There are pros and cons to using either agency. Yes, the DFEH is cash strapped and has had to close offices. But most plaintiff's lawyers will tell you they prefer the protections of state law and state courts, wherever possible. The bottom line is that there is no substitute for having you own attorney advocating your rights. If your case is as strong as you believe it is, you should have no problem finding a lawyer who will take the case on a contingency basis. But you should talk to at least 2 or more attorneys to get different opinions and styles. We are all different in our approach. But if you are looking to do this easy and cheap, you may be in for a rude awakening. Get a realistic assessment of your case before deciding what to do.

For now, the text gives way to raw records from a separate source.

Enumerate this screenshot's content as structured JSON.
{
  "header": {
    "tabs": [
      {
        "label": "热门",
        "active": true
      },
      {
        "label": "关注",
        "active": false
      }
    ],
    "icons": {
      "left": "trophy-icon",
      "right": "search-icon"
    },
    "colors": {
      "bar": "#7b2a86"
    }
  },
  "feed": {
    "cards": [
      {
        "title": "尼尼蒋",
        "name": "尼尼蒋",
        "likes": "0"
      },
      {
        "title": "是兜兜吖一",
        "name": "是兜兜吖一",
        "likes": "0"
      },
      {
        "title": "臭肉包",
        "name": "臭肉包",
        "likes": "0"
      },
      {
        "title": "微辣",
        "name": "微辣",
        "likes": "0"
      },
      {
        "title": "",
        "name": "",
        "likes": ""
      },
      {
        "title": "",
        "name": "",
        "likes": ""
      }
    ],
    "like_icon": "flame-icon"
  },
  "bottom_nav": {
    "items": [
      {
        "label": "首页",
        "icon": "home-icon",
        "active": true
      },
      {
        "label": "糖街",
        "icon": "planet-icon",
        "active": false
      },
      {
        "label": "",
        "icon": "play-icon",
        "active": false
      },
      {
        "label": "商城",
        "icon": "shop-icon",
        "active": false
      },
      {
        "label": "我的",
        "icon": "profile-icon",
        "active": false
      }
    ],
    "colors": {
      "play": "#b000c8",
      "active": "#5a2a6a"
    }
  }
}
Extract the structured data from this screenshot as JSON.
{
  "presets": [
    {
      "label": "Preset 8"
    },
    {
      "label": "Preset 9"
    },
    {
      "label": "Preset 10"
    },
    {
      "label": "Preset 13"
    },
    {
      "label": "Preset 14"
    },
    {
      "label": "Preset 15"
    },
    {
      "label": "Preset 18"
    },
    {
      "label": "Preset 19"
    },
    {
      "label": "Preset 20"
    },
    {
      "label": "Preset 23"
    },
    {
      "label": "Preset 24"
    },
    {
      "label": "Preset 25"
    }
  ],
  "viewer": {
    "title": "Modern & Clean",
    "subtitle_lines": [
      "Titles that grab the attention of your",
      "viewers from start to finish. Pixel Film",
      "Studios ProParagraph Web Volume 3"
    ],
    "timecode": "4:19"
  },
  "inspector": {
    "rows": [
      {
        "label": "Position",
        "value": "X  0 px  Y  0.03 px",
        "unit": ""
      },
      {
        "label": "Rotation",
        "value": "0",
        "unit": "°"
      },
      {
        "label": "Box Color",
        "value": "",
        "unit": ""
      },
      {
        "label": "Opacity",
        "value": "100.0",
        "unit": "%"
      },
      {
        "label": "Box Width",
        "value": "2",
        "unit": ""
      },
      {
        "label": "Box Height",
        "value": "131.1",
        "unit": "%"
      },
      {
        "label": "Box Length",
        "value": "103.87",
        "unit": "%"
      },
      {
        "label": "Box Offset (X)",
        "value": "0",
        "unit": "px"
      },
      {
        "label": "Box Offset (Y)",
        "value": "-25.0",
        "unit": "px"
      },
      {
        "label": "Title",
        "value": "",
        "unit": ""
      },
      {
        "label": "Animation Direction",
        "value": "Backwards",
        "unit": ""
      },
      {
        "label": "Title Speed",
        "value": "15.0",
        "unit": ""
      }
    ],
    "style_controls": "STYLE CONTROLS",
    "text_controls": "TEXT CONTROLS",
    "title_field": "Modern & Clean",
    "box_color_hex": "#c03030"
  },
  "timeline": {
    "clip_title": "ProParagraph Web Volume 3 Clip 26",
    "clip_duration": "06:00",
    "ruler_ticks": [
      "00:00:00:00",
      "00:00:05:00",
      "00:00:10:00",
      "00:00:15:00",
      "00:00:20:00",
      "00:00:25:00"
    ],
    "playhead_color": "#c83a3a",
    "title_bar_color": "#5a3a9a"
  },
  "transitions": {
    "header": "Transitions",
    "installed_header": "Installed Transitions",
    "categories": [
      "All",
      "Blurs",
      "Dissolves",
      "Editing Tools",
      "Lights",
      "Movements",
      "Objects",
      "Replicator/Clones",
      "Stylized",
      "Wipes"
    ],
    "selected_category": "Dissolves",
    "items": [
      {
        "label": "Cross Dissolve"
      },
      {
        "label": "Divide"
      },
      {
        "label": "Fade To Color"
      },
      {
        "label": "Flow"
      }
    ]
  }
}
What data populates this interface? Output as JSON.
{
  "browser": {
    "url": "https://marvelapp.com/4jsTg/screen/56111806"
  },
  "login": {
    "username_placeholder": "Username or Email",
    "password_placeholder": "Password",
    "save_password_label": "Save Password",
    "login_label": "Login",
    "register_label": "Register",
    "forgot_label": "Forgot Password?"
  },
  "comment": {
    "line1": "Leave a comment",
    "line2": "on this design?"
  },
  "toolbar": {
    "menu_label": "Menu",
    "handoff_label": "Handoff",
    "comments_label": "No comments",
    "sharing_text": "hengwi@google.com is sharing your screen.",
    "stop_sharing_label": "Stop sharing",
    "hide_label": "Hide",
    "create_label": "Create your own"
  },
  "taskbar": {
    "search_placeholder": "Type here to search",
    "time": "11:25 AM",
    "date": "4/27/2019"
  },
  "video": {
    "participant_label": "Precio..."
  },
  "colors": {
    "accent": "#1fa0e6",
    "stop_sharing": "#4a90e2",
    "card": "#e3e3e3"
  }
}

They say you get what you pay for, and this response is free, so take it for what it is worth. This is my opinion based on very limited information. My opinion should not be taken as legal advice. For true advice, we would require a confidential consultation where I would ask you questions and get your complete story. This is a public forum, so remember, nothing here is confidential. Nor am I your attorney. I do not know who you are and you have not hired me to provide any legal service. To do so would require us to meet and sign written retainer agreement. My responses are intended for general information only.

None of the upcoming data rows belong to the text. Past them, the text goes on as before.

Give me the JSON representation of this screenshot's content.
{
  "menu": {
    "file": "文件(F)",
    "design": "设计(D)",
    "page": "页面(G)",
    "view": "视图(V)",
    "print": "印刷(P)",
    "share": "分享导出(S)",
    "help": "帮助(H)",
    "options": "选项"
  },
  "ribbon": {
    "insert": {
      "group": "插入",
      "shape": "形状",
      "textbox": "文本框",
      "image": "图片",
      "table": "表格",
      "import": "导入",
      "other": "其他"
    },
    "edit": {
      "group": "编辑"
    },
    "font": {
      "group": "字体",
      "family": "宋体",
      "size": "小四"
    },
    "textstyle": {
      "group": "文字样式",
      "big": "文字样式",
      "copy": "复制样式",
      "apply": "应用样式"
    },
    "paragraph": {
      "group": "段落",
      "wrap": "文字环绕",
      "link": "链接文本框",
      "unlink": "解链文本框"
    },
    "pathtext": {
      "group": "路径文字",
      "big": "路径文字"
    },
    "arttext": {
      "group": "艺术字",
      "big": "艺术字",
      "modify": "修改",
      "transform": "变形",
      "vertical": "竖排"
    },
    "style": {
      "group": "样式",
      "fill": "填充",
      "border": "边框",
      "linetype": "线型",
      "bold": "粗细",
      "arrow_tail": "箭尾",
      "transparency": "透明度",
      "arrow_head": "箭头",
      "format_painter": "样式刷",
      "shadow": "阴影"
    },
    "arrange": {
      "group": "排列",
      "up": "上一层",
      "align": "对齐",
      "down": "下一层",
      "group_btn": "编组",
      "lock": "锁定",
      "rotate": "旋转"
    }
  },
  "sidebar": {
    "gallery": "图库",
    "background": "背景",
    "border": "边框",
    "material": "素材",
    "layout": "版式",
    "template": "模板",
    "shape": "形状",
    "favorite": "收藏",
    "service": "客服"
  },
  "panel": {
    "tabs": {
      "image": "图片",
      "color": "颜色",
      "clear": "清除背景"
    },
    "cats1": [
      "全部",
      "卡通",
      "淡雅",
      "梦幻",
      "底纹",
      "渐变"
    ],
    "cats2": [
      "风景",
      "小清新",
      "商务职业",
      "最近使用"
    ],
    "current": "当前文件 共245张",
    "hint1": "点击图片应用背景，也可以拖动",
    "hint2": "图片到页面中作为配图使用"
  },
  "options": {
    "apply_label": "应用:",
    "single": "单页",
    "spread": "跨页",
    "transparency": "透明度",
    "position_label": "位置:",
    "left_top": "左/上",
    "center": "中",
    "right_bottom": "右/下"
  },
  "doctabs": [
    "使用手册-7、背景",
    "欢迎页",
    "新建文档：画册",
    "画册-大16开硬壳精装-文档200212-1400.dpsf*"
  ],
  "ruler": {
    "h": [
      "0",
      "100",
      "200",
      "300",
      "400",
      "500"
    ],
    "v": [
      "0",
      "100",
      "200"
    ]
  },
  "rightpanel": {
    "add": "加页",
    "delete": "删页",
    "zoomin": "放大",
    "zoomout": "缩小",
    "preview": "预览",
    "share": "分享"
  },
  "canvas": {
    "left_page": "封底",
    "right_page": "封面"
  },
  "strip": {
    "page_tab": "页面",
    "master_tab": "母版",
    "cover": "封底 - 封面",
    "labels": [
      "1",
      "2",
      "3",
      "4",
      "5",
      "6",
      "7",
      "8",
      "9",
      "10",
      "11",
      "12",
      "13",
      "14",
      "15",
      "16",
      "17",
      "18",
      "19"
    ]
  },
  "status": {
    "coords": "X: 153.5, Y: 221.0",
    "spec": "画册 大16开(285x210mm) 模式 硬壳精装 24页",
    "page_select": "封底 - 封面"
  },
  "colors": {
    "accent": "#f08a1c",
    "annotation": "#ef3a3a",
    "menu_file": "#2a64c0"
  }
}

Don't assume your case is straightfoward or easily resolved, and don't expect the strapped agencies to resolve it for you, since this wasn't true when there wasn't a budget crisis. The practical function of these agencies, who get literally thousands of claims each year and can't possibly investigate them all, is mostly to issue "right to sue" letters, which then allow a claimant to file a lawsuit.

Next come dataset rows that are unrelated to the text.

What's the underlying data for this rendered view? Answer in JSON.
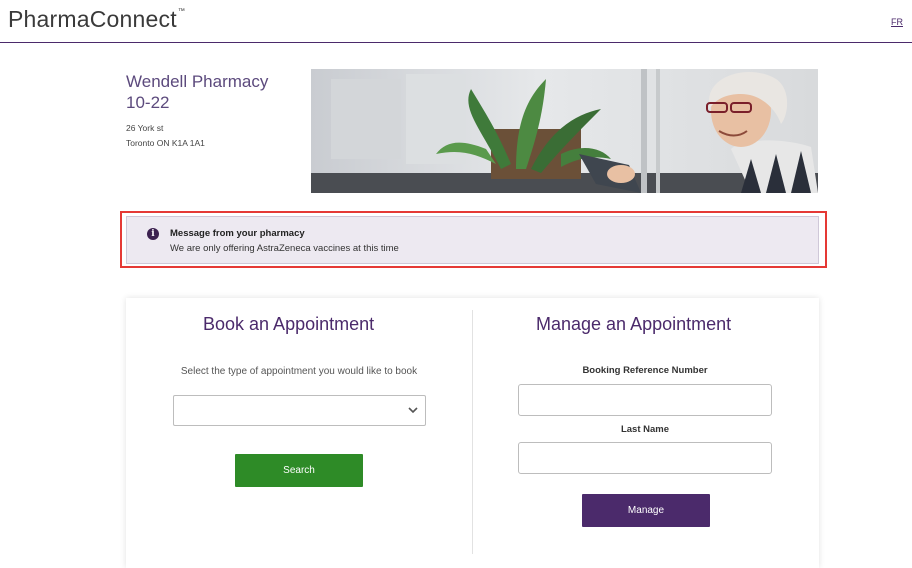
{
  "header": {
    "logo": "PharmaConnect",
    "logo_mark": "™",
    "lang_link": "FR"
  },
  "pharmacy": {
    "name": "Wendell Pharmacy",
    "code": "10-22",
    "address_line1": "26 York st",
    "address_line2": "Toronto ON  K1A 1A1"
  },
  "message": {
    "title": "Message from your pharmacy",
    "text": "We are only offering AstraZeneca vaccines at this time",
    "icon": "info-icon"
  },
  "book": {
    "title": "Book an Appointment",
    "select_label": "Select the type of appointment you would like to book",
    "select_value": "",
    "search_label": "Search"
  },
  "manage": {
    "title": "Manage an Appointment",
    "ref_label": "Booking Reference Number",
    "ref_value": "",
    "lastname_label": "Last Name",
    "lastname_value": "",
    "manage_label": "Manage"
  },
  "colors": {
    "brand_purple": "#4b2a6b",
    "search_green": "#2e8b27",
    "highlight_red": "#e53935",
    "message_bg": "#ede9f1"
  }
}
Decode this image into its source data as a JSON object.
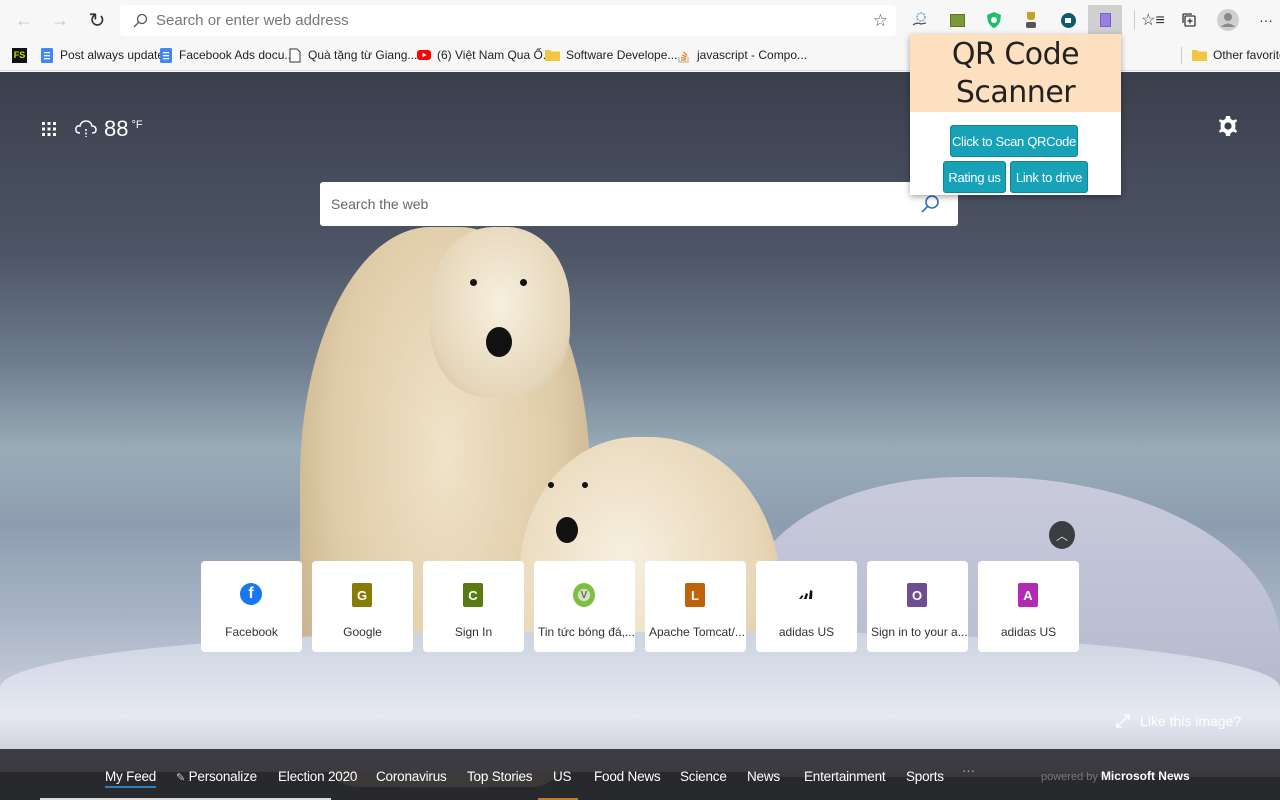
{
  "browser": {
    "address_placeholder": "Search or enter web address",
    "extensions": [
      "brain-hand-extension",
      "green-card-extension",
      "shield-extension",
      "trophy-extension",
      "video-extension",
      "qr-scanner-extension"
    ],
    "bookmarks": [
      {
        "label": "",
        "icon": "fs-icon"
      },
      {
        "label": "Post always update",
        "icon": "docs-icon"
      },
      {
        "label": "Facebook Ads docu...",
        "icon": "docs-icon"
      },
      {
        "label": "Quà tặng từ Giang...",
        "icon": "page-icon"
      },
      {
        "label": "(6) Việt Nam Qua Ố...",
        "icon": "youtube-icon"
      },
      {
        "label": "Software Develope...",
        "icon": "folder-icon"
      },
      {
        "label": "javascript - Compo...",
        "icon": "stackoverflow-icon"
      }
    ],
    "other_favorites": "Other favorites"
  },
  "popup": {
    "title": "QR Code Scanner",
    "scan_button": "Click to Scan QRCode",
    "rating_button": "Rating us",
    "drive_button": "Link to drive",
    "accent": "#17a2b8",
    "header_bg": "#fde0bf"
  },
  "newtab": {
    "weather": {
      "temp": "88",
      "unit": "°F"
    },
    "search_placeholder": "Search the web",
    "tiles": [
      {
        "label": "Facebook",
        "letter": "f",
        "color": "#1877f2",
        "icon": "facebook-icon"
      },
      {
        "label": "Google",
        "letter": "G",
        "color": "#8a7a06",
        "icon": "letter-g-icon"
      },
      {
        "label": "Sign In",
        "letter": "C",
        "color": "#5a7a12",
        "icon": "letter-c-icon"
      },
      {
        "label": "Tin tức bóng đá,...",
        "letter": "V",
        "color": "#7fbf3f",
        "icon": "soccer-site-icon"
      },
      {
        "label": "Apache Tomcat/...",
        "letter": "L",
        "color": "#c0620a",
        "icon": "letter-l-icon"
      },
      {
        "label": "adidas US",
        "letter": "",
        "color": "#ffffff",
        "icon": "adidas-icon"
      },
      {
        "label": "Sign in to your a...",
        "letter": "O",
        "color": "#6b4f92",
        "icon": "letter-o-icon"
      },
      {
        "label": "adidas US",
        "letter": "A",
        "color": "#b12bb3",
        "icon": "letter-a-icon"
      }
    ],
    "like_image": "Like this image?",
    "feed": [
      "My Feed",
      "Personalize",
      "Election 2020",
      "Coronavirus",
      "Top Stories",
      "US",
      "Food News",
      "Science",
      "News",
      "Entertainment",
      "Sports"
    ],
    "more": "···",
    "powered_by": "powered by",
    "powered_brand": "Microsoft News"
  }
}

You should see a lawyer before you file this claim with either the state or federal agency, because the wording can prejudice you claim if you don't do it correctly, and the choice of which agency to use may matter. You'll need an employment litigator anyway, so see one now.
To prepare for meetings with lawyers, compile copies of all the documents that relate to your claim, and draft a timeline that lists everything that happened to you from the day you were hired on, including all witnesses and their contact information and each significant event.
I'm only licensed in CA. Please note that this answer does not constitute legal advice, and should not be relied on, since each state has different laws, each situation is fact specific, and it is impossible to evaluate a legal problem without a comprehensive consultation and review of all the facts and documents at issue. This answer does not create an attorney-client relationship.
In addition to the good advice offered you by the two attorneys above, I would only add as has been pointed out that most Plaintiff's lawyers prefer to file with DFEH and obtain a Right to Sue in the State courts. The reason for this is that Federal Court procedures can work against a Plaintiff. For instance, usually in State Court your attorney will have the right to question and participate in the selection of jurors, that right is generally restricted in Federal Courts, additionally, in order to prevail in State Court you need to have a majority of the jurors vote in your favor while in Federal court a unanimous verdict is required. This means in a Federal case that the defendant needs to convince only one juror that your case in not credible. Again, as previously stated, see an employment attorney......most will not charge for a consultation and the advice and insights gained could be invaluable.
Please be aware that this response is given to a general question and does not establish an attorney client relationship between you and the attorney furnishing such response.